” I don’t know if Momma was right or if, if it’s Lieutenant Dan. I don’t know if we each have a destiny, or if we’re all just floating around accidental-like on a breeze, but I, I think maybe it’s both. Maybe both is happening at the same time.”
In Taoism as with Buddhism or other similar “philosophies,” if you can call them that, there is much talk of something called The Middle Way. It is best represented with the image of Yin and Yang: Light and dark in a fluid dance, both existing within each other, both inseparable from the other. And through the center of them is the Middle Way, or the Tao (which translates to “The Way”). It is the way of being, of non-action and simplicity, being empty and therefore embracing all; understanding nothing and therefore understanding everything. That simple quote from Forrest Gump, when he says “I think maybe it’s both. Maybe both is happening at the same time,” illustrates it in a simple and beautiful way. It never really mattered to Forrest one way or the other, and it doesn’t have to be one thing or the other: maybe it’s both.
You may be smarter than Forrest Gump, but does that really make you smarter than him? The film may not conventionally have a lot to say, but there can be more wisdom in that than in any amount of words. And I hope reading this has helped with the understanding that no, this film isn’t propaganda for conformity. If anything it is the story of a simple person–simple in thought, simple in action, simple in all things–who embodies “the way” or “the Tao.” Jenny spends her whole life seeking something–purpose, happiness, fulfillment–in external pleasures, in ideas and ideologies and identities. Lieutenant Dan does the same in his own way.

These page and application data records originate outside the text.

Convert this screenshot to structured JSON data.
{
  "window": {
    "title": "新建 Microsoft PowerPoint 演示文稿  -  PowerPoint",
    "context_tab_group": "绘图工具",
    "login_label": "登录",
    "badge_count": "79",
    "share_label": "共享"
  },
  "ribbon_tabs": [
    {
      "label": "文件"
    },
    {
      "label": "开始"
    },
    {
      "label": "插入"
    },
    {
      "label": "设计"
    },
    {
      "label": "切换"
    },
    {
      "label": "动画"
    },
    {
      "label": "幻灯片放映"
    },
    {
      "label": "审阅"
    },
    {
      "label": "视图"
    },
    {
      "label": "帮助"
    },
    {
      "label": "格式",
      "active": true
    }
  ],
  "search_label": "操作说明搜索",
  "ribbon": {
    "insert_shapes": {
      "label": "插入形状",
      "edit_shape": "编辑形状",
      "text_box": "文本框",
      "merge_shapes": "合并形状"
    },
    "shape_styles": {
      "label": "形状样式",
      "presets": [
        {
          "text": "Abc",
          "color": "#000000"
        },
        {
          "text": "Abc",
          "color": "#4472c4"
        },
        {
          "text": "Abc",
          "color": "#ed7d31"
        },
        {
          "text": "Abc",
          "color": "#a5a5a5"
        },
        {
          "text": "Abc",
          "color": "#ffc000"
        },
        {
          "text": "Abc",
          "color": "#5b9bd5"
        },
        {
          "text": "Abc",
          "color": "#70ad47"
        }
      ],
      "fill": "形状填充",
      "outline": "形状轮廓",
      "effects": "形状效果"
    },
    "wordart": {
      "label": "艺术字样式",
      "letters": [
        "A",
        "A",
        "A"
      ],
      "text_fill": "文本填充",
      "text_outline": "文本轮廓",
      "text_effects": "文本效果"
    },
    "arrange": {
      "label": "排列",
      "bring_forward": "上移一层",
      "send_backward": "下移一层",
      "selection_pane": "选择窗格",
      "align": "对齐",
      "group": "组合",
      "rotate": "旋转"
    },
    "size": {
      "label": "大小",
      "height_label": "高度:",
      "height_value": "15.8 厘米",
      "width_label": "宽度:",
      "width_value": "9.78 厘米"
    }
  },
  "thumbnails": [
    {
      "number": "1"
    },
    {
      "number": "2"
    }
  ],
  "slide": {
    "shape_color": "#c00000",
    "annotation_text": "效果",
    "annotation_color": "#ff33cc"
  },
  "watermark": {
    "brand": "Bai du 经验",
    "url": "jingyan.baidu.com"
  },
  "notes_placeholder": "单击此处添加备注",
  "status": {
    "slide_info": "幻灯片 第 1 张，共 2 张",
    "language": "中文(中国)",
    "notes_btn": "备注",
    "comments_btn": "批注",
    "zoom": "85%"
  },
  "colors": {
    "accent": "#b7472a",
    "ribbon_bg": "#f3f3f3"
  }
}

And Forrest? Well. Forrest just is. If anything, he teaches us that the answers aren’t out there somewhere waiting for us, and not only are we asking the wrong questions, maybe we shouldn’t think that we have to ask questions at all. Maybe it really is so profoundly simple, it almost seems foolish or ridiculous.
“Some say that my teaching is nonsense.
Other call it lofty but impractical.
But to those who have looked inside themselves,
this nonsense makes perfect sense.
And to those who put it into practice,
this loftiness has roots that go deep.
“I have just three things to teach:
simplicity, patience, compassion.
These three are your greatest treasures.
Simple in actions and in thoughts,
you return to the source of being.
Patient with both friends and enemies,
you accord with the way things are.
Compassionate toward yourself,
you reconcile all beings in the world.” – Verse 76